Problem:
Pull out every line below holding the word "icon".

---- Available data

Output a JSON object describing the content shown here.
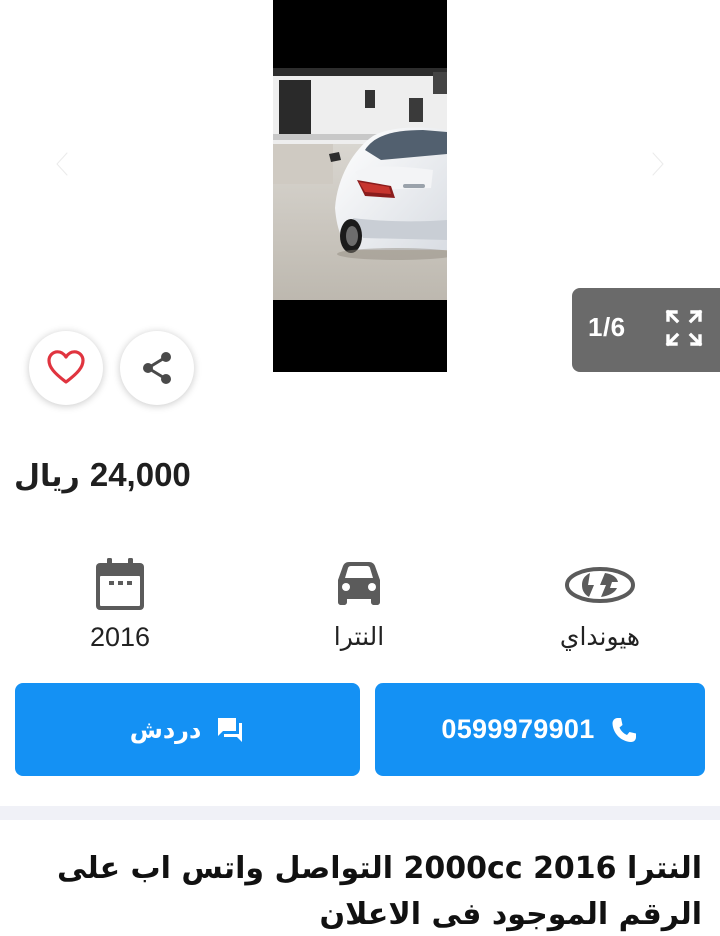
{
  "gallery": {
    "counter": "1/6",
    "prev_icon": "chevron-left-icon",
    "next_icon": "chevron-right-icon",
    "expand_icon": "expand-icon"
  },
  "actions": {
    "favorite_icon": "heart-icon",
    "share_icon": "share-icon",
    "chat_label": "دردش",
    "phone_number": "0599979901"
  },
  "price": {
    "value": "24,000",
    "currency": "ريال"
  },
  "specs": {
    "year": "2016",
    "model": "النترا",
    "brand": "هيونداي"
  },
  "description": "النترا 2016 2000cc التواصل واتس اب على الرقم الموجود فى الاعلان",
  "colors": {
    "accent": "#1491f4",
    "heart": "#e0343f",
    "counter_bg": "#6a6a6a",
    "divider": "#f0f1f7"
  }
}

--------

Answer to this task:
    "prev_icon": "chevron-left-icon",
    "next_icon": "chevron-right-icon",
    "expand_icon": "expand-icon"
    "favorite_icon": "heart-icon",
    "share_icon": "share-icon",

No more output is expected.